TASK DIRECTIONS: Find the lines below that contain the string "size", count them, and give only the number.
====
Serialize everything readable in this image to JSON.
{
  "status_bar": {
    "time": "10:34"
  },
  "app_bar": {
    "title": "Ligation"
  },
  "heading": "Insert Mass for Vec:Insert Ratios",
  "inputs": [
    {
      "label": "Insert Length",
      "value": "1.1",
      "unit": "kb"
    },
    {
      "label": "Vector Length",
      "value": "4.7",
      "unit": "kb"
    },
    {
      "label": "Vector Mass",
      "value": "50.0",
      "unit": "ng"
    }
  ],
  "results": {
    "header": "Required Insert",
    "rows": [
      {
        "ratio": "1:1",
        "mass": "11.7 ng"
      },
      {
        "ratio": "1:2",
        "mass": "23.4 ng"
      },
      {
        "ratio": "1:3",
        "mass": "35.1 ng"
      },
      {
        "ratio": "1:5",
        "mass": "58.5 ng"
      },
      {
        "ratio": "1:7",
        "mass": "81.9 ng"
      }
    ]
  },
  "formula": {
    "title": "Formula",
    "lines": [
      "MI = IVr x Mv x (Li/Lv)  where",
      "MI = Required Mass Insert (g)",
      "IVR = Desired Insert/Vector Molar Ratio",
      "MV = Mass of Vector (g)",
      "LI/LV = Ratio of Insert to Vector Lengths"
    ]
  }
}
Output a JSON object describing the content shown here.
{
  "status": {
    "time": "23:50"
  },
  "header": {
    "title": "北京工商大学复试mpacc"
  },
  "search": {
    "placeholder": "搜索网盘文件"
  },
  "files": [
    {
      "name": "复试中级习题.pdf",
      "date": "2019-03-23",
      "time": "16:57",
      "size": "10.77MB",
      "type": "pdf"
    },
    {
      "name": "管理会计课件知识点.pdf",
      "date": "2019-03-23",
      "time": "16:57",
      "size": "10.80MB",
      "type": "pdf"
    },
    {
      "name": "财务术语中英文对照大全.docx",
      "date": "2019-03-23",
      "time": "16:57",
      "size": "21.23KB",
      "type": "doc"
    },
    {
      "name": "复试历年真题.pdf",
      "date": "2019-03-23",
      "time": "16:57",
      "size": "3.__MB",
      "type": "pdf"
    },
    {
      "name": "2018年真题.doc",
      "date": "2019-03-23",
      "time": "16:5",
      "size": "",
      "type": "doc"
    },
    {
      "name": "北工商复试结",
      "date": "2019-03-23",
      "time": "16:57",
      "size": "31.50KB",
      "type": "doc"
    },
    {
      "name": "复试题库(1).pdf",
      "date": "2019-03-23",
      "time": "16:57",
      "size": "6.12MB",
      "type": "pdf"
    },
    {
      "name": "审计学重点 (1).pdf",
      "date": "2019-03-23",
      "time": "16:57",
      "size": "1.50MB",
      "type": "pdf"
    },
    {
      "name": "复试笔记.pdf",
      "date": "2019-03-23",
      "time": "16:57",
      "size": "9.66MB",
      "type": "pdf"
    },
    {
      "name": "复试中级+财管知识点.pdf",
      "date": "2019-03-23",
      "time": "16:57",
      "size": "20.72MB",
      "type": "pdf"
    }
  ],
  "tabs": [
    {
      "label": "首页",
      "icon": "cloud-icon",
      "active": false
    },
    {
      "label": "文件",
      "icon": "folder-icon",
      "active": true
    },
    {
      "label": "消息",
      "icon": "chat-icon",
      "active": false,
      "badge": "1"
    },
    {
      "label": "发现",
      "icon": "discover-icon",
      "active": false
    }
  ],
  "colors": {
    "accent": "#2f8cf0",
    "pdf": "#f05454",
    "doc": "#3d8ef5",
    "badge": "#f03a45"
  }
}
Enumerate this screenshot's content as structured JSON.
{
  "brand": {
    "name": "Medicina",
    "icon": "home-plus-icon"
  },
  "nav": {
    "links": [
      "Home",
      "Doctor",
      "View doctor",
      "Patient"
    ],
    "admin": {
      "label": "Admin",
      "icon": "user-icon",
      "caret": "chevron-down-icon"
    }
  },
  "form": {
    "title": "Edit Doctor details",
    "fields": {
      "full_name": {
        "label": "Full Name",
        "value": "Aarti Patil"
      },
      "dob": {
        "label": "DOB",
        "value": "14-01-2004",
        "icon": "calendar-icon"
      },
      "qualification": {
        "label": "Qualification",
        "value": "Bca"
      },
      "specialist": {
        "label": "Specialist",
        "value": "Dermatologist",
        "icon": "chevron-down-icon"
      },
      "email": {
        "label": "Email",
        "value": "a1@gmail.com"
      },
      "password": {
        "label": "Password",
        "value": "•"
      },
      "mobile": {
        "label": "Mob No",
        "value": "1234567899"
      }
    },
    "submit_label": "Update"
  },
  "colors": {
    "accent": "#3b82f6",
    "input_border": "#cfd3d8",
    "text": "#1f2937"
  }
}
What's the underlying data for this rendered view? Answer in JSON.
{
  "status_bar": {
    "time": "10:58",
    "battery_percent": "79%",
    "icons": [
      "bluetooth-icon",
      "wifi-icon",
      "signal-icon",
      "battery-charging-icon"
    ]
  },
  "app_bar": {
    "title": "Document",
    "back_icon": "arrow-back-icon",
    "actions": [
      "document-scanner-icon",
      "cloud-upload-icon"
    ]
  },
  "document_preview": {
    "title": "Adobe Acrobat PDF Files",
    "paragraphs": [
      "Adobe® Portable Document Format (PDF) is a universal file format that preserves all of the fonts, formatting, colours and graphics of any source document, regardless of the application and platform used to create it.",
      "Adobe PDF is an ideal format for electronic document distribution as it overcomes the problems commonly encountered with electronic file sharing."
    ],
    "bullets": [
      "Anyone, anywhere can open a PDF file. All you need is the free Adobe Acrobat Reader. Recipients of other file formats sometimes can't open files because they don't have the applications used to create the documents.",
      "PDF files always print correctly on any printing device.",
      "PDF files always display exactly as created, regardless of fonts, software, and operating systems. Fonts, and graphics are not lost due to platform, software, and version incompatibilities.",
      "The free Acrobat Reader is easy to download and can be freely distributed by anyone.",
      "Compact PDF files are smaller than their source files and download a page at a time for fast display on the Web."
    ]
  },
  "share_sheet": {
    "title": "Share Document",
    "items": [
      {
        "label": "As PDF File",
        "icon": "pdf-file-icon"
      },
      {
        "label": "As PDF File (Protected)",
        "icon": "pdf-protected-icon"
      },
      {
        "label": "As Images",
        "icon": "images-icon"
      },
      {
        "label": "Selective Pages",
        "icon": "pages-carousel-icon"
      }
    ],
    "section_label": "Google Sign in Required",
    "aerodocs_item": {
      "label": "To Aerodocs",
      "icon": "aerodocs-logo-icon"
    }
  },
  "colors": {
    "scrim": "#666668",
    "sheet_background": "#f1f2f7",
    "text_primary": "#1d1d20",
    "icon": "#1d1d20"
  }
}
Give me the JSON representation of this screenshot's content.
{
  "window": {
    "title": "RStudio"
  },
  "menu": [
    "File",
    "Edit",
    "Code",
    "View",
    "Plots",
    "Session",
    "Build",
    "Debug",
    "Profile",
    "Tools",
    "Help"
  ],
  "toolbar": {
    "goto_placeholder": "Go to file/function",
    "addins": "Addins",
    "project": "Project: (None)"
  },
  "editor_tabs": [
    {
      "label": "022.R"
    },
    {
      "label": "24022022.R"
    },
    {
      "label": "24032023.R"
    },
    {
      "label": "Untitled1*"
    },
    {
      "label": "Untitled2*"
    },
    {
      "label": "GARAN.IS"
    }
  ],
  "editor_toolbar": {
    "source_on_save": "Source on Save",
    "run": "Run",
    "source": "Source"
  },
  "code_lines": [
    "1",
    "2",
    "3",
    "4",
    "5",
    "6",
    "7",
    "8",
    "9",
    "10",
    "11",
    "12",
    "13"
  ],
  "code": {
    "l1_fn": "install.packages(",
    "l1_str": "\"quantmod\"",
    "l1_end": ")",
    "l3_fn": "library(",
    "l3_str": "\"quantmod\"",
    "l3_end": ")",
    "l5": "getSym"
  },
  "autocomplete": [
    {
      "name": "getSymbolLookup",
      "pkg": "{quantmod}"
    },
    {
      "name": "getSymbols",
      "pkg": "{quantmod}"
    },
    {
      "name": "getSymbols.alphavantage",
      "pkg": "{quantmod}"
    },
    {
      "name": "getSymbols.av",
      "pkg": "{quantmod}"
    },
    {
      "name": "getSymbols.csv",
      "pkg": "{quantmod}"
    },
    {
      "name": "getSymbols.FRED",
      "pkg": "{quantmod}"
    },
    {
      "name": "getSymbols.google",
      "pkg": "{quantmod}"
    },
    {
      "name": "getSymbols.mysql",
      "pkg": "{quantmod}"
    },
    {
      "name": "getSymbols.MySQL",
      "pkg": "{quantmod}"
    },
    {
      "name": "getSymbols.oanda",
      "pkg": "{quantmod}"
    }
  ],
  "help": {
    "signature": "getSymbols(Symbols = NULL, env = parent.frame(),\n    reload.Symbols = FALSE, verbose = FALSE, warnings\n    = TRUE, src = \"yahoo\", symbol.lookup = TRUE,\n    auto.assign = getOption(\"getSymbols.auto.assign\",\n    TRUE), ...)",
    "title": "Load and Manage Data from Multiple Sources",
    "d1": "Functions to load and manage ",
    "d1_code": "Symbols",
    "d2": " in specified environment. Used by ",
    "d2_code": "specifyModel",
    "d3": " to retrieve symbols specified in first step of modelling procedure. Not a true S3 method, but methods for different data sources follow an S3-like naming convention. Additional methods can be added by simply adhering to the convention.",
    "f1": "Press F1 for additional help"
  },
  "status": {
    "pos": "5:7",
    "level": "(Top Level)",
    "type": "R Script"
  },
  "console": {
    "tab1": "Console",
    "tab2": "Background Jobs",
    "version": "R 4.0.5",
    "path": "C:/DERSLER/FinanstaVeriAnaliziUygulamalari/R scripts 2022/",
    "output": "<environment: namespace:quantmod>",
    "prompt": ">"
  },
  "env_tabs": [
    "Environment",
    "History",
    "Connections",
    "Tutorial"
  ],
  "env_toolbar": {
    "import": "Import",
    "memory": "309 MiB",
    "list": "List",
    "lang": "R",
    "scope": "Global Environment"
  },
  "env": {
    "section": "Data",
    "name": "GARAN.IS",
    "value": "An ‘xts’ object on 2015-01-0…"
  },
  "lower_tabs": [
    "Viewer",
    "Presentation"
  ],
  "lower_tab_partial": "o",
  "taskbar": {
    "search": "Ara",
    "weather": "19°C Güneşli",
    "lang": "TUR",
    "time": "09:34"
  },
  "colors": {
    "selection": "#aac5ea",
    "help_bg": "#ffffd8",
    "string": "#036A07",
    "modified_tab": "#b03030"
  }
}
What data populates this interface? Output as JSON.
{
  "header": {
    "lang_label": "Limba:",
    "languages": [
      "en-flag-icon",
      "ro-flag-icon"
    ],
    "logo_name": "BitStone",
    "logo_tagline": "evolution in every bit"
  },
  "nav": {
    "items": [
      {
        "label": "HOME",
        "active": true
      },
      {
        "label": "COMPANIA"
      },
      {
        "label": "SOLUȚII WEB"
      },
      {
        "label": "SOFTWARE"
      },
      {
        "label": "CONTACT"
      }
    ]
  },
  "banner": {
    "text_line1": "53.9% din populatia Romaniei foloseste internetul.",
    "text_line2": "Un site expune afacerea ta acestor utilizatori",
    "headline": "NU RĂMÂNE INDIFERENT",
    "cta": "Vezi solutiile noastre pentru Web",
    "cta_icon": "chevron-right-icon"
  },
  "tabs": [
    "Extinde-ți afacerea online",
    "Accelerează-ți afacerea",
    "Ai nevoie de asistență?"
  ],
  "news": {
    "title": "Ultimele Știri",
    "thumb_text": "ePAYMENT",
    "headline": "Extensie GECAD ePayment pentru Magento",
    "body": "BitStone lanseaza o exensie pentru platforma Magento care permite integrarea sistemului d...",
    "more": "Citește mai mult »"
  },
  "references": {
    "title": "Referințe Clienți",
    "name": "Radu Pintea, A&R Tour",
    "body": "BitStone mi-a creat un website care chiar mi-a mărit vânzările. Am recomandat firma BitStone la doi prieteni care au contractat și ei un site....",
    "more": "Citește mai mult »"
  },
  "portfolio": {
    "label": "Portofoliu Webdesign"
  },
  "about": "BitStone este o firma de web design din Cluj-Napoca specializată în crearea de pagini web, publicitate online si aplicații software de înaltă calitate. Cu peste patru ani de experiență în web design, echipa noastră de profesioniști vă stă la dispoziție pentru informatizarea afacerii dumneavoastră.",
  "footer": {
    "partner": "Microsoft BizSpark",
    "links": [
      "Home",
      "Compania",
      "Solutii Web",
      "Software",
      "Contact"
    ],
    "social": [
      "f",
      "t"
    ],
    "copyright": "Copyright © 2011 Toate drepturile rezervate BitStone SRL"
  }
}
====
RESPONSE AREA: 10